__Activity__
Give the data below again exactly as written, without its pictures.
(Recorded information begins)
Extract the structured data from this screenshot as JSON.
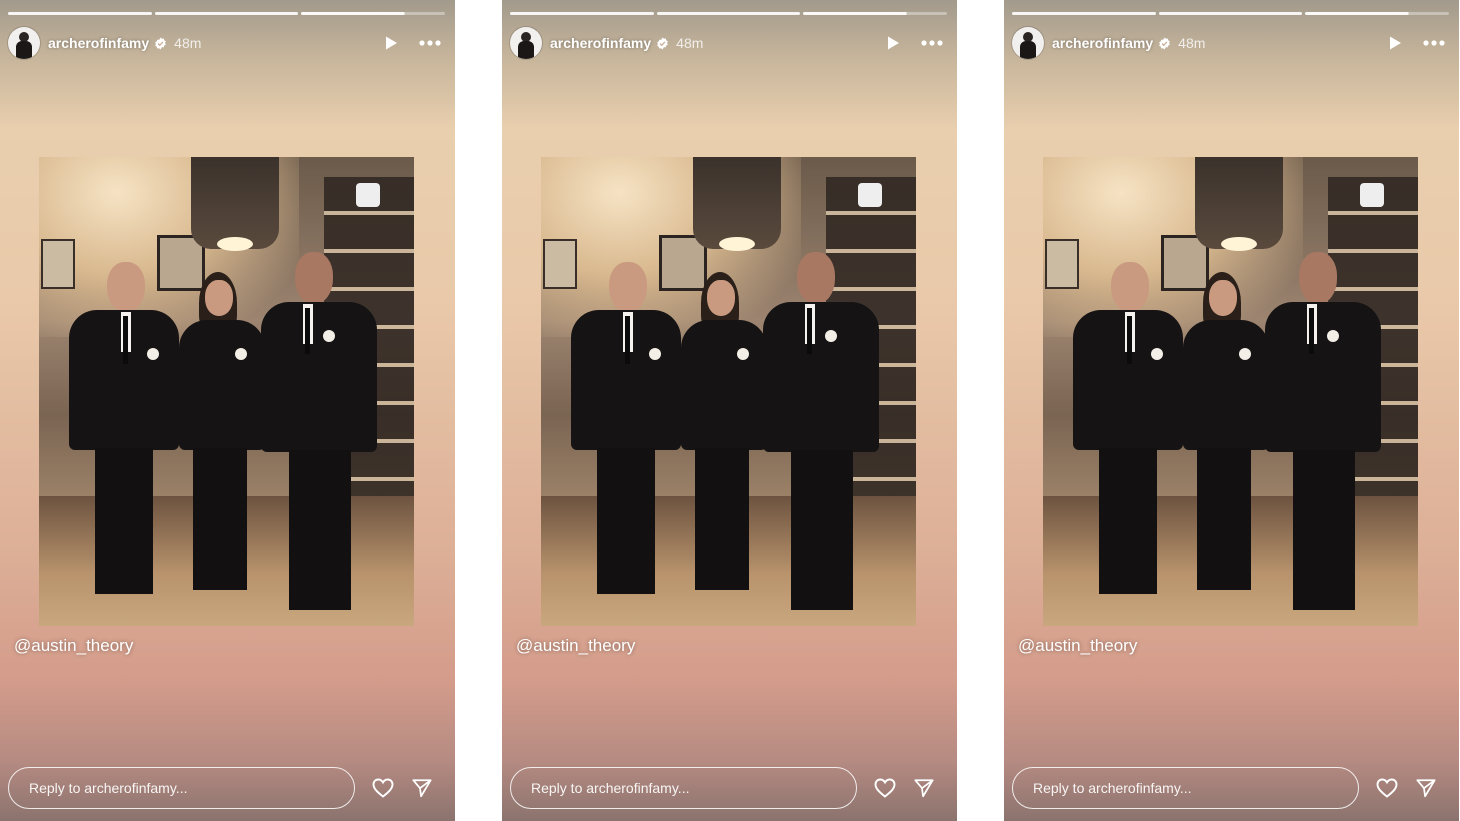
{
  "stories": [
    {
      "user": {
        "username": "archerofinfamy",
        "verified": true,
        "time": "48m"
      },
      "mention": "@austin_theory",
      "reply": {
        "placeholder": "Reply to archerofinfamy..."
      },
      "progress": [
        1,
        1,
        0.72
      ]
    },
    {
      "user": {
        "username": "archerofinfamy",
        "verified": true,
        "time": "48m"
      },
      "mention": "@austin_theory",
      "reply": {
        "placeholder": "Reply to archerofinfamy..."
      },
      "progress": [
        1,
        1,
        0.72
      ]
    },
    {
      "user": {
        "username": "archerofinfamy",
        "verified": true,
        "time": "48m"
      },
      "mention": "@austin_theory",
      "reply": {
        "placeholder": "Reply to archerofinfamy..."
      },
      "progress": [
        1,
        1,
        0.72
      ]
    }
  ],
  "icons": {
    "verified": "verified-badge-icon",
    "play": "play-icon",
    "more": "more-options-icon",
    "heart": "heart-icon",
    "send": "send-icon"
  },
  "colors": {
    "text": "#ffffff",
    "verified_badge": "#ffffff"
  }
}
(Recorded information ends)
__Solved exercise__
Extract the structured data from this screenshot as JSON.
{
  "stories": [
    {
      "user": {
        "username": "archerofinfamy",
        "verified": true,
        "time": "48m"
      },
      "mention": "@austin_theory",
      "reply": {
        "placeholder": "Reply to archerofinfamy..."
      },
      "progress": [
        1,
        1,
        0.72
      ]
    },
    {
      "user": {
        "username": "archerofinfamy",
        "verified": true,
        "time": "48m"
      },
      "mention": "@austin_theory",
      "reply": {
        "placeholder": "Reply to archerofinfamy..."
      },
      "progress": [
        1,
        1,
        0.72
      ]
    },
    {
      "user": {
        "username": "archerofinfamy",
        "verified": true,
        "time": "48m"
      },
      "mention": "@austin_theory",
      "reply": {
        "placeholder": "Reply to archerofinfamy..."
      },
      "progress": [
        1,
        1,
        0.72
      ]
    }
  ],
  "icons": {
    "verified": "verified-badge-icon",
    "play": "play-icon",
    "more": "more-options-icon",
    "heart": "heart-icon",
    "send": "send-icon"
  },
  "colors": {
    "text": "#ffffff",
    "verified_badge": "#ffffff"
  }
}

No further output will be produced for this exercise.